=== Your task ===
Note each line of the entries that includes "table". Then copy those lines.

=== Available records ===
╭──

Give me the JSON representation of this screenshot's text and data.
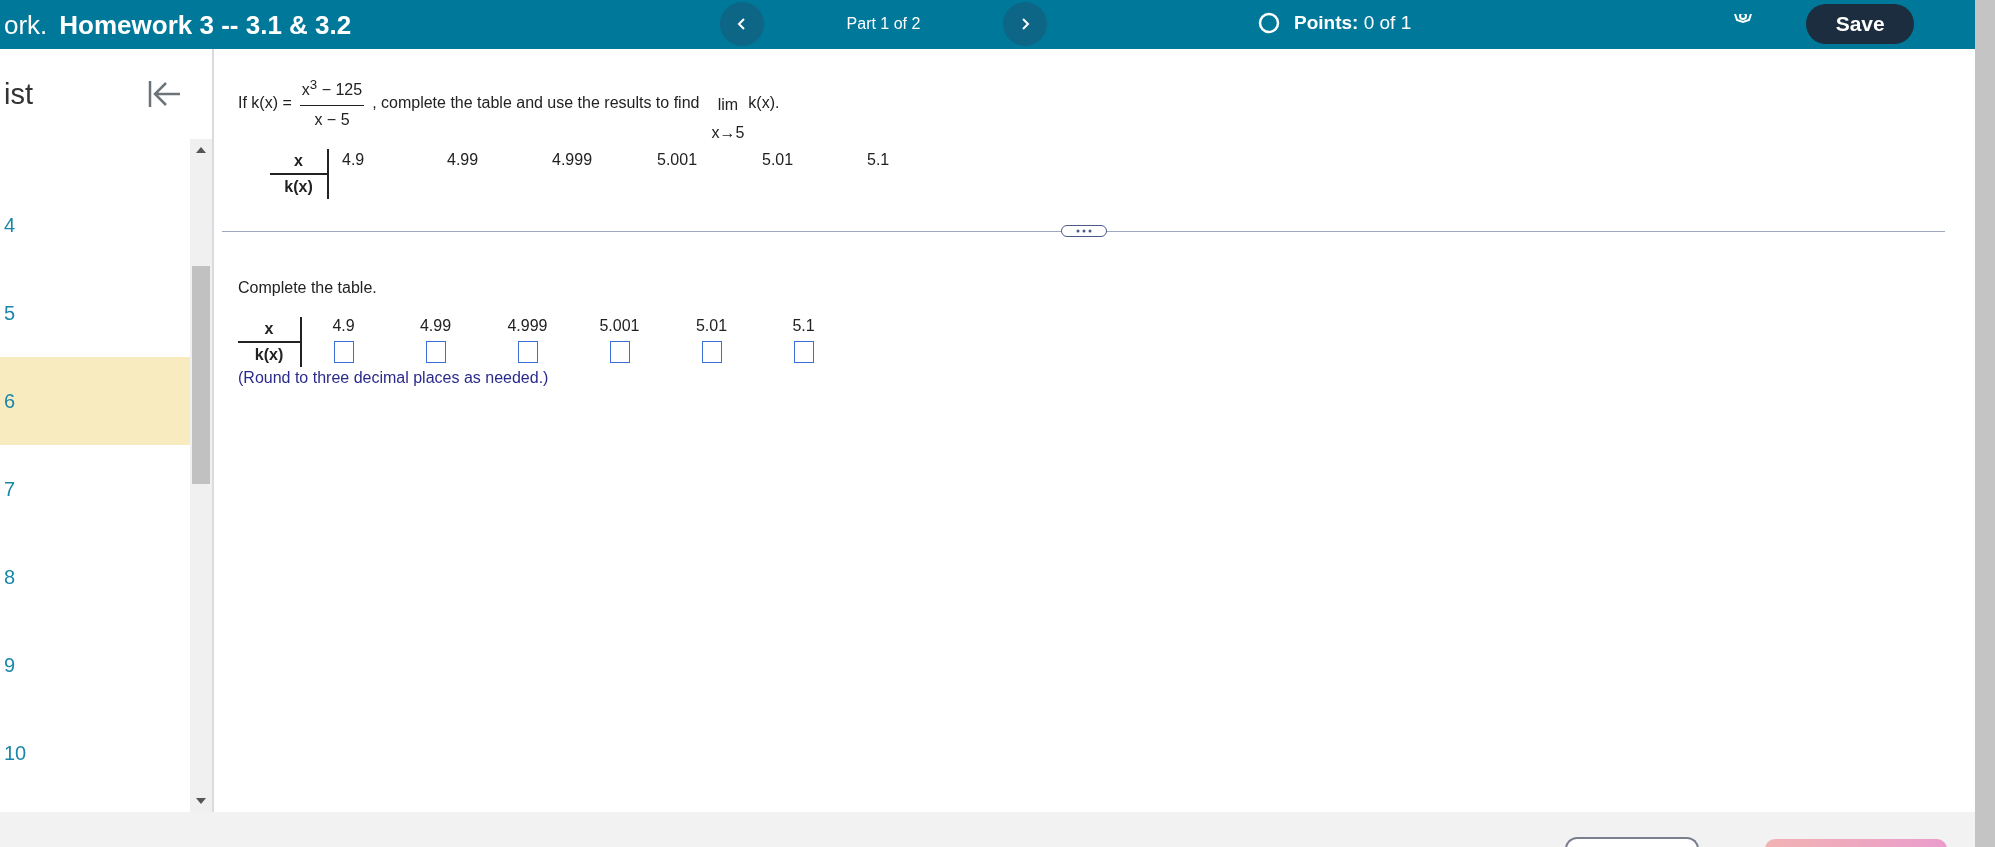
{
  "header": {
    "title_prefix": "ork.",
    "title": "Homework 3 -- 3.1 & 3.2",
    "part": "Part 1 of 2",
    "points_label": "Points:",
    "points_value": "0 of 1",
    "save": "Save"
  },
  "sidebar": {
    "heading": "ist",
    "items": [
      {
        "label": "4",
        "selected": false
      },
      {
        "label": "5",
        "selected": false
      },
      {
        "label": "6",
        "selected": true
      },
      {
        "label": "7",
        "selected": false
      },
      {
        "label": "8",
        "selected": false
      },
      {
        "label": "9",
        "selected": false
      },
      {
        "label": "10",
        "selected": false
      }
    ]
  },
  "question": {
    "lead": "If k(x) =",
    "numerator": "x$^{3}$ − 125",
    "denominator": "x − 5",
    "tail": ", complete the table and use the results to find",
    "limit": "lim",
    "limit_sub": "x→5",
    "limit_expr": "k(x).",
    "table": {
      "row_headers": [
        "x",
        "k(x)"
      ],
      "x_values": [
        "4.9",
        "4.99",
        "4.999",
        "5.001",
        "5.01",
        "5.1"
      ]
    }
  },
  "answer": {
    "instruction": "Complete the table.",
    "table": {
      "row_headers": [
        "x",
        "k(x)"
      ],
      "x_values": [
        "4.9",
        "4.99",
        "4.999",
        "5.001",
        "5.01",
        "5.1"
      ]
    },
    "note": "(Round to three decimal places as needed.)"
  }
}
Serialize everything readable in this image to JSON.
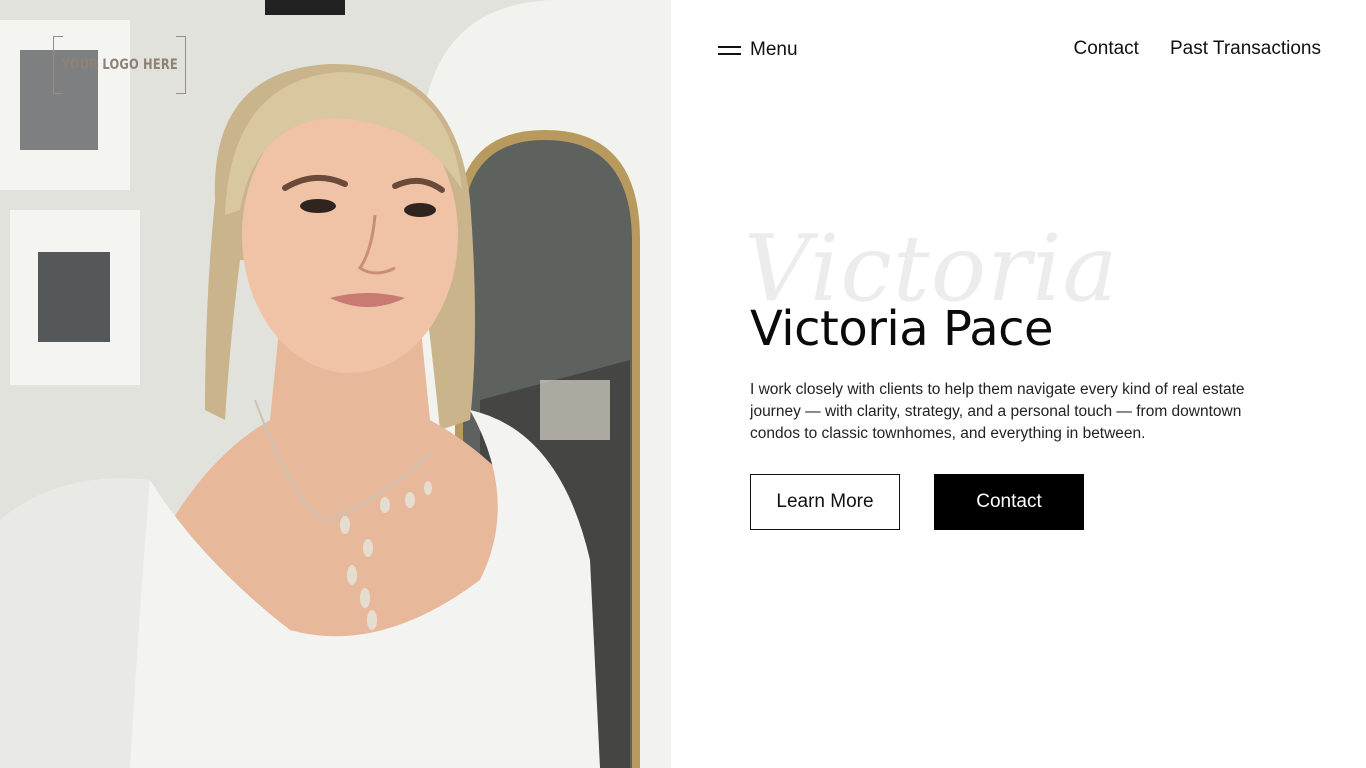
{
  "logo": {
    "text": "YOUR LOGO HERE"
  },
  "nav": {
    "menu_label": "Menu",
    "links": [
      "Contact",
      "Past Transactions"
    ]
  },
  "hero": {
    "script_word": "Victoria",
    "title": "Victoria Pace",
    "description": "I work closely with clients to help them navigate every kind of real estate journey — with clarity, strategy, and a personal touch — from downtown condos to classic townhomes, and everything in between.",
    "buttons": {
      "learn_more": "Learn More",
      "contact": "Contact"
    }
  },
  "colors": {
    "background": "#ffffff",
    "text": "#111111",
    "button_solid": "#000000",
    "script_watermark": "#ececec",
    "logo": "#8f8078"
  }
}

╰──

=== Answer space ===
    "tail": ", complete the table and use the results to find",
    "table": {
    "instruction": "Complete the table.",
    "table": {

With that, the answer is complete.